Friday, September 14, 2007 I have read many articles on the subject of alcoholism and AA. Most are full of misinformation, misunderstanding and untruth. This is my attempt, as a member of Alcoholics Anonymous, to help you understand this cunning, baffling and powerful disease and how AA helps us live sober, one day at a time.

The disease of alcoholism, (yes, it's a disease), is a threefold illness- physical, mental and spiritual. There is no cure for alcoholism. What we have is recovery and discovery. It is not a program of self-improvement of self-help. It is a program of self-discovery.

It is widely understood that about 1 in 10 people have the disease of alcoholism. That 10% of the population includes all races, creeds, ages, sexes, religions, and all other factors. Alcoholism does not discriminate any of these; it simple exists when the individual has the threefold illness.
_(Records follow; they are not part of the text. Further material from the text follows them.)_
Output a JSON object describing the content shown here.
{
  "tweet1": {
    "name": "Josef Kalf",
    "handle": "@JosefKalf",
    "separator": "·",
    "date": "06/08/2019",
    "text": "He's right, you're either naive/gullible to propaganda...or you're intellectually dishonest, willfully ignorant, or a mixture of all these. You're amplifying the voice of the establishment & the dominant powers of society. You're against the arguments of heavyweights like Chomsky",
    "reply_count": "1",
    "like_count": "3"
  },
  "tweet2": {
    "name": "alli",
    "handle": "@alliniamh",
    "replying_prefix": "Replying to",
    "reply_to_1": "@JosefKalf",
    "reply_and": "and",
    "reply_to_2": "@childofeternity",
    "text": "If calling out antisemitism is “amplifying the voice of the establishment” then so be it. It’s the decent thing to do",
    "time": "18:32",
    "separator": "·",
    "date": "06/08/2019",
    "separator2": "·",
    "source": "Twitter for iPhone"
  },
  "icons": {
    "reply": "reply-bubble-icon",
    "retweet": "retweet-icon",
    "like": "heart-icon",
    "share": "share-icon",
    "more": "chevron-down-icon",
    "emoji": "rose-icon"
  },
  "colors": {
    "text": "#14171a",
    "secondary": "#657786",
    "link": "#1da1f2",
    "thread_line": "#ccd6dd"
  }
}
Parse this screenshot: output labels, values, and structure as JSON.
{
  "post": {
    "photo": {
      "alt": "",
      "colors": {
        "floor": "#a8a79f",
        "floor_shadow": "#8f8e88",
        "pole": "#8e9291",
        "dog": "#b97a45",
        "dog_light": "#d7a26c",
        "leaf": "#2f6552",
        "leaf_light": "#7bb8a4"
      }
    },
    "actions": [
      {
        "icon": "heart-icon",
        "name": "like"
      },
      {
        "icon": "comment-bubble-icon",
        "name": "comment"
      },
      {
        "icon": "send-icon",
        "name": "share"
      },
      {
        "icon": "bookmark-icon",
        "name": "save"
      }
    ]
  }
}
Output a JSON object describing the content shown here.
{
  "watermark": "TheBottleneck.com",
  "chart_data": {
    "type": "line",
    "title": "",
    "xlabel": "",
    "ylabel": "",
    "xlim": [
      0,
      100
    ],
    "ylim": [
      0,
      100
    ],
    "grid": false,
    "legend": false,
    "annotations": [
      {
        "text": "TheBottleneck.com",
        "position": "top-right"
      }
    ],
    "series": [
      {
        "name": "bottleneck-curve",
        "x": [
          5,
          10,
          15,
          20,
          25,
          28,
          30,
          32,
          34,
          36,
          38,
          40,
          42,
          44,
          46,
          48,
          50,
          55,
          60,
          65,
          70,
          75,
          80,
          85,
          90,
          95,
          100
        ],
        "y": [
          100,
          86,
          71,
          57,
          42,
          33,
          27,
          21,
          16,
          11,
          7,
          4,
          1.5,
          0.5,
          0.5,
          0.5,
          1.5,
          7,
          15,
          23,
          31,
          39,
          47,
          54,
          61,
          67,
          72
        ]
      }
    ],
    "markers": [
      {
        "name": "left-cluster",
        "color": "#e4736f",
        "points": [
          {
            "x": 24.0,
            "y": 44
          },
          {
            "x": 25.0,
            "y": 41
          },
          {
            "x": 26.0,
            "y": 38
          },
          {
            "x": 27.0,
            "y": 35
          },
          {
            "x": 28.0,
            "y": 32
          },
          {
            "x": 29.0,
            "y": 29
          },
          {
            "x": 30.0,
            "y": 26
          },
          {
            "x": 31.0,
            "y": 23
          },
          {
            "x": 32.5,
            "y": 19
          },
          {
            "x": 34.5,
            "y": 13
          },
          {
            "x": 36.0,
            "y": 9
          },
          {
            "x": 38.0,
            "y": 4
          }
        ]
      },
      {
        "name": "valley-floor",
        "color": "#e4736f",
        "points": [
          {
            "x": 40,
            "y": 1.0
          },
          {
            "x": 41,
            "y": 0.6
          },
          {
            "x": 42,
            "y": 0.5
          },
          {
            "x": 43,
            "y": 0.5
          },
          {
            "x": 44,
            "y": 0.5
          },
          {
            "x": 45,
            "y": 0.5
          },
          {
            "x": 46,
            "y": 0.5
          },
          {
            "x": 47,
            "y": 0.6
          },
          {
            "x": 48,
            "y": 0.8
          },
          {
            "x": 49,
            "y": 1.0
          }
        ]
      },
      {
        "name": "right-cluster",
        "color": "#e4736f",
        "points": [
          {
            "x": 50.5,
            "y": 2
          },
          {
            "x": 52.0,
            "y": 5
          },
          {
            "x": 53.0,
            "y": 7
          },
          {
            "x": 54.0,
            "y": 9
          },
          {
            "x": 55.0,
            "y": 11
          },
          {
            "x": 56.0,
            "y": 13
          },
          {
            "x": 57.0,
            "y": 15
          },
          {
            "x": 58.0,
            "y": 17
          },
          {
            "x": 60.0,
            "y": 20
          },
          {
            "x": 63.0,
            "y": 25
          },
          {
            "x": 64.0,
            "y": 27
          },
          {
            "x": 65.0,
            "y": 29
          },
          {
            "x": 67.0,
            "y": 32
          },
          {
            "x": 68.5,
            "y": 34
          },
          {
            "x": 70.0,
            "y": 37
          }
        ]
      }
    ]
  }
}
The first aspect of the disease is physical. An alcoholic processes alcohol differently than the "normal" drinker. Of course the term normal includes all ranges of drinkers. But only the alcoholic develops what is known as the phenomenon of craving. In essence, an alcoholic is allergic to alcohol. This allergy manifests itself in this craving making it impossible for us to stop drinking. It is the FIRST drink that gets us drunk, not the last. When one drink is ingested it sets off this phenomenon of craving and makes us want more and more and more. We do not stop until we pass out, black out, go to jail, experience many consequences, and/or die.

The mental obsession is the second aspect of the disease of alcoholism. This obsession crowds out all other thoughts, including the reminders of all the pain, heartache, injury or other consequence that we have experienced. The disease of alcoholism centers in the mind. Therefore, the mind of the alcoholic cannot differentiate between the true and the false. We have just as much a thinking problem as we do a drinking problem.

If these two aspects sound grim, that is because they are what leads us to the desperation, futility and hopelessness that we feel while we are in the throes of the disease. We are either drinking, or we are thinking about drinking. Either way, we have no positive results.

This leads us to the third aspect of alcoholism- the spiritual. An alcoholic must experience an entire psychic change to overcome the physical and mental parts of our disease. There is a "black hole" that we feel and all we know to do is fill it with alcohol. Yet alcohol is only a symptom, our temporary solution to help us not have to feel. We self-medicate, and once we put any form of alcohol, including some in pill form, we set off this allergy/phenomenon of craving and we are gone. And, when we are not drinking, all we can do is obsess over the next drink- when and how we're going to get it. It is a vicious, never-ending cycle which leaves t...

Click here to read the rest of this article from Addicted.com